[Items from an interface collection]
══════════════════════════════

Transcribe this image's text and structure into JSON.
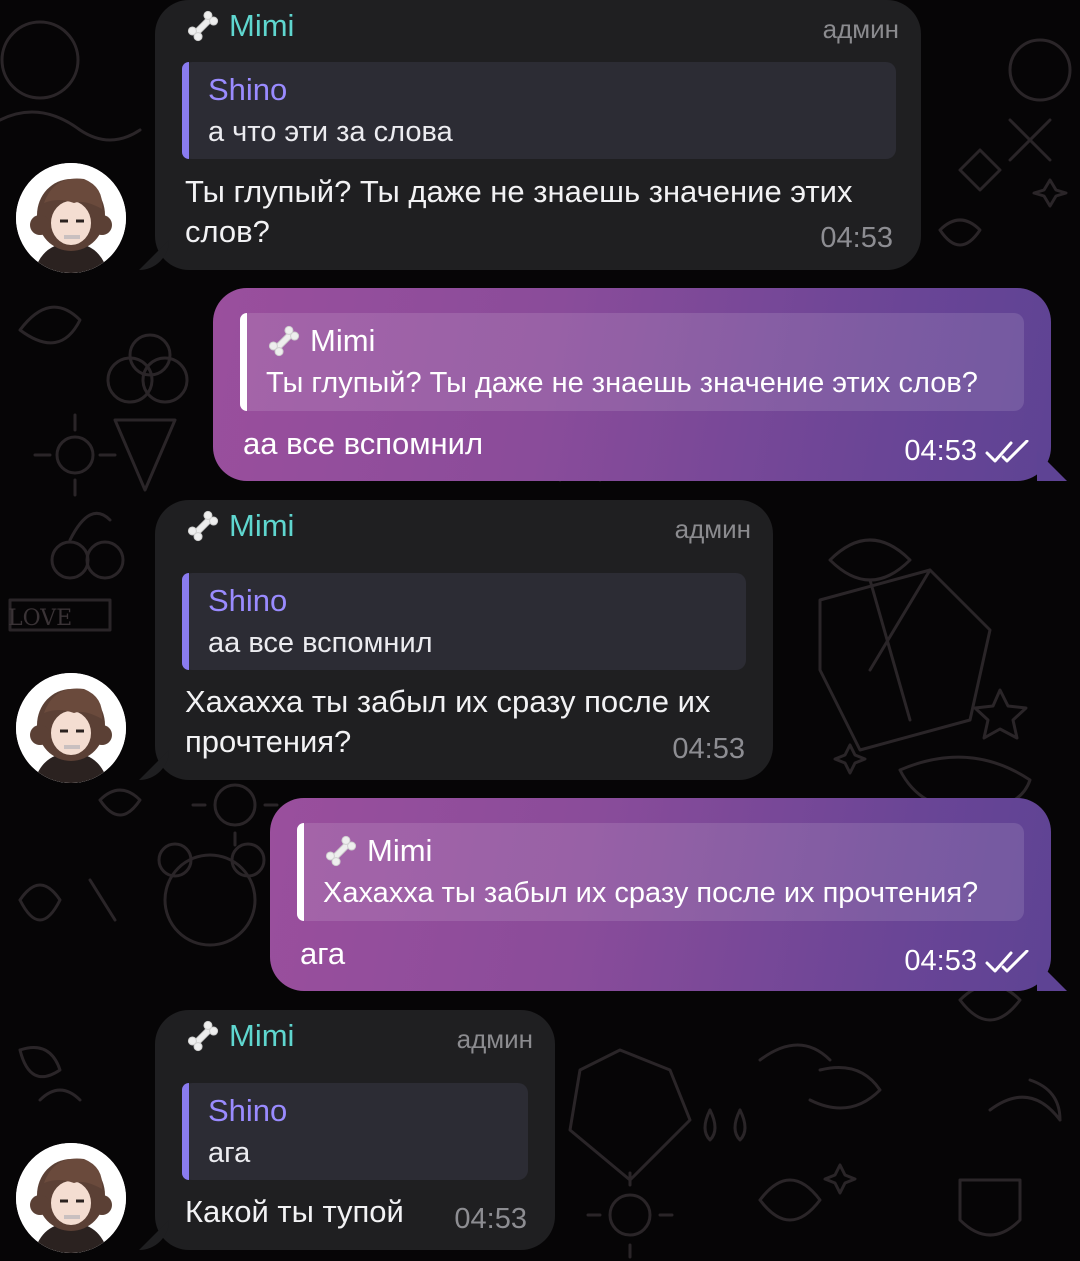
{
  "messages": [
    {
      "sender": "Mimi",
      "role": "админ",
      "reply_author": "Shino",
      "reply_text": "а что эти за слова",
      "text_line1": "Ты глупый? Ты даже не знаешь значение этих",
      "text_line2": "слов?",
      "time": "04:53"
    },
    {
      "reply_author": "Mimi",
      "reply_text": "Ты глупый? Ты даже не знаешь значение этих слов?",
      "text": "аа все вспомнил",
      "time": "04:53"
    },
    {
      "sender": "Mimi",
      "role": "админ",
      "reply_author": "Shino",
      "reply_text": "аа все вспомнил",
      "text_line1": "Хахахха ты забыл их сразу после их",
      "text_line2": "прочтения?",
      "time": "04:53"
    },
    {
      "reply_author": "Mimi",
      "reply_text": "Хахахха ты забыл их сразу после их прочтения?",
      "text": "ага",
      "time": "04:53"
    },
    {
      "sender": "Mimi",
      "role": "админ",
      "reply_author": "Shino",
      "reply_text": "ага",
      "text": "Какой ты тупой",
      "time": "04:53"
    }
  ],
  "icons": {
    "sender_emoji": "bone-icon",
    "read_status": "double-check-icon",
    "avatar": "avatar-icon"
  },
  "colors": {
    "sender_name": "#5fd6cf",
    "reply_author_incoming": "#9a8bff",
    "incoming_bubble": "#1f1f21",
    "outgoing_gradient_start": "#9a4f9d",
    "outgoing_gradient_end": "#5e4394"
  }
}
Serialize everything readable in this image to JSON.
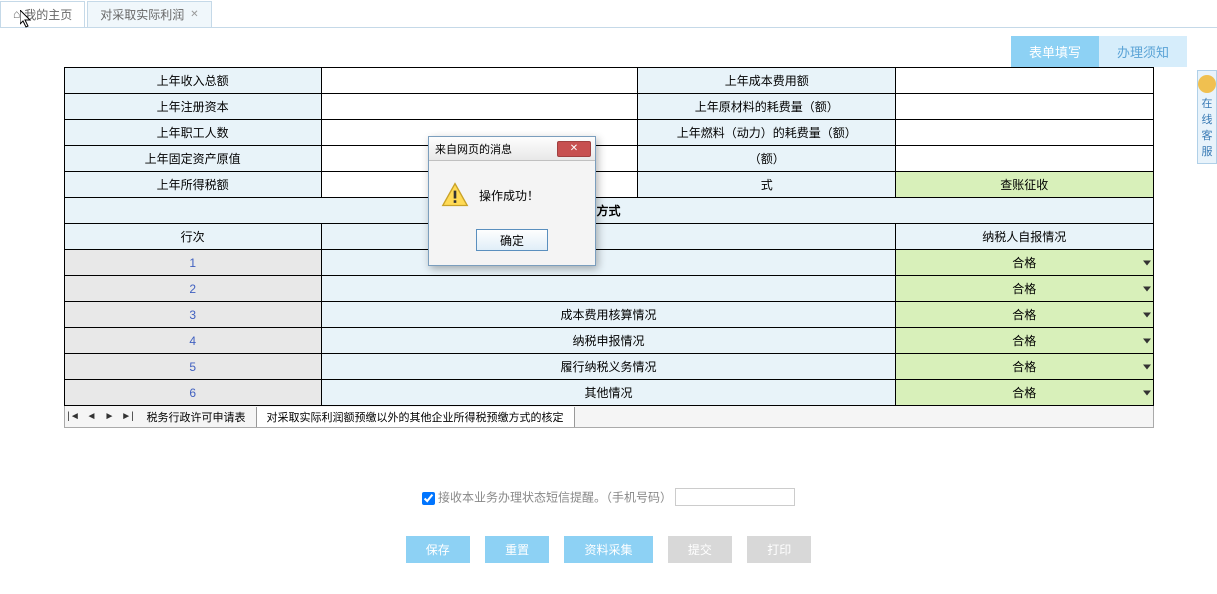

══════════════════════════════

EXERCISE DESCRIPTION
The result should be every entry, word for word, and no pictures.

EXPECTED ANSWER
Transcribe this image's text and structure into JSON.
{
  "messages": [
    {
      "sender": "Mimi",
      "role": "админ",
      "reply_author": "Shino",
      "reply_text": "а что эти за слова",
      "text_line1": "Ты глупый? Ты даже не знаешь значение этих",
      "text_line2": "слов?",
      "time": "04:53"
    },
    {
      "reply_author": "Mimi",
      "reply_text": "Ты глупый? Ты даже не знаешь значение этих слов?",
      "text": "аа все вспомнил",
      "time": "04:53"
    },
    {
      "sender": "Mimi",
      "role": "админ",
      "reply_author": "Shino",
      "reply_text": "аа все вспомнил",
      "text_line1": "Хахахха ты забыл их сразу после их",
      "text_line2": "прочтения?",
      "time": "04:53"
    },
    {
      "reply_author": "Mimi",
      "reply_text": "Хахахха ты забыл их сразу после их прочтения?",
      "text": "ага",
      "time": "04:53"
    },
    {
      "sender": "Mimi",
      "role": "админ",
      "reply_author": "Shino",
      "reply_text": "ага",
      "text": "Какой ты тупой",
      "time": "04:53"
    }
  ],
  "icons": {
    "sender_emoji": "bone-icon",
    "read_status": "double-check-icon",
    "avatar": "avatar-icon"
  },
  "colors": {
    "sender_name": "#5fd6cf",
    "reply_author_incoming": "#9a8bff",
    "incoming_bubble": "#1f1f21",
    "outgoing_gradient_start": "#9a4f9d",
    "outgoing_gradient_end": "#5e4394"
  }
}
Serialize everything readable in this image to JSON.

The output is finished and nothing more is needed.